For much of his life, H.P. Lovecraft suffered from night-terrors in the form of waking dreams, the imagery of which inspired much of the content of his stories. He blamed it all on a key that he owned, calling it "the Key to the Gate of Dreams".
Whether the Key had been affecting Lovecraft or he in turn influenced its creation is unknown, but the end result is the same: a person whose bare skin touches the Key will be perceived as a terrifying, tentacled monstrosity by anyone who encounters them. Only people who encounter the afflicted person within a set time limit after they have handled the Key will perceive them as a monster; those who come after the limit will perceive the person normally.
Usage[edit | edit source]

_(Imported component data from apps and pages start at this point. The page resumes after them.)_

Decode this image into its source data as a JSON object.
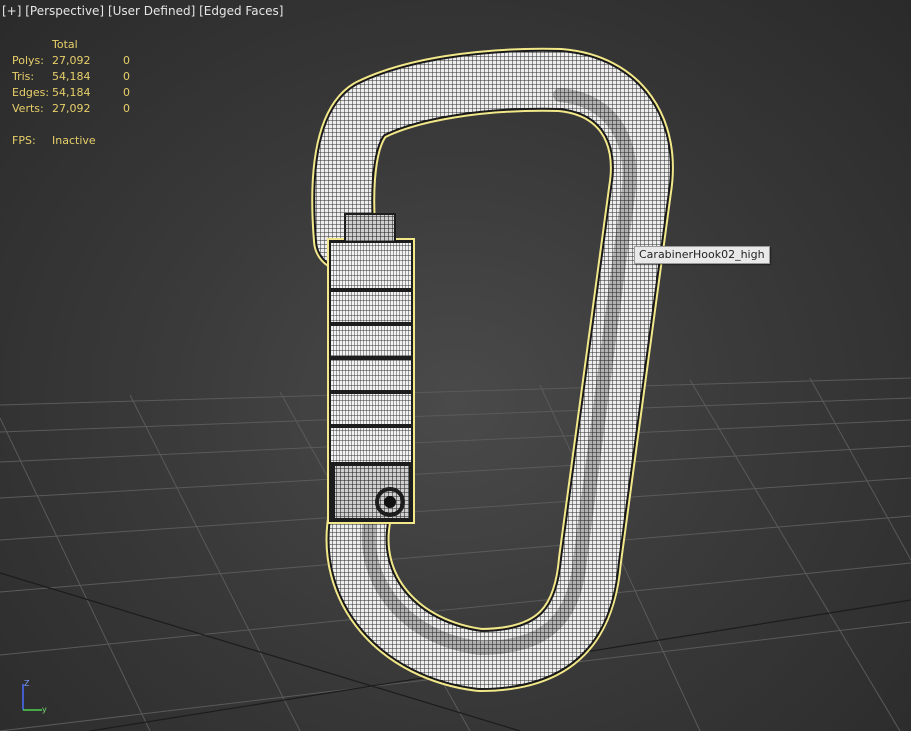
{
  "viewport_menu": {
    "plus": "[+]",
    "view": "[Perspective]",
    "camera": "[User Defined]",
    "shading": "[Edged Faces]"
  },
  "stats": {
    "header": "Total",
    "rows": [
      {
        "label": "Polys:",
        "total": "27,092",
        "selected": "0"
      },
      {
        "label": "Tris:",
        "total": "54,184",
        "selected": "0"
      },
      {
        "label": "Edges:",
        "total": "54,184",
        "selected": "0"
      },
      {
        "label": "Verts:",
        "total": "27,092",
        "selected": "0"
      }
    ],
    "fps_label": "FPS:",
    "fps_value": "Inactive"
  },
  "object_tooltip": "CarabinerHook02_high",
  "gizmo": {
    "z": "Z",
    "y": "y"
  },
  "colors": {
    "stats_text": "#e7cf6a",
    "selection_outline": "#f2e88a",
    "tooltip_bg": "#e9e9e9",
    "grid": "#5a5a5a"
  }
}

The Key came to the attention of Ron Hadsell, who acquired it with the intent of exacting revenge on those he blamed for the death of his fiancee. He would approach them and hand the Key to them, saying they dropped it, then leave them to the riots that ensued.
The Warehouse first discovered the artifact after a man was beaten half to death by an angry mob of people who claimed they saw a monster. By the time the Warehouse agents had tracked Hadsell down, one person was dead, another was in a coma, and a third had nearly been killed by her husband.
Pete intercepted Ron as he headed for his last target and cornered him in a gym. Before he could be brought in, Ron used the Key on Pete and incited the gym's patrons into a riot to kill him. Only the intervention of Myka saved Pete from being mauled to death.
Real World Connections[edit | edit source]
- H.P. Lovecraft was an American author who wrote horror, fantasy, science fiction stories known for tentacled, winged, and/or many-eyed creatures such as Cthulhu. He's considered one of the most influential horror writers of the 20th century.
- The artifact appears to be inspired by 'The Silver Key', a short story written by Lovecraft written in 1926 and published in 1929.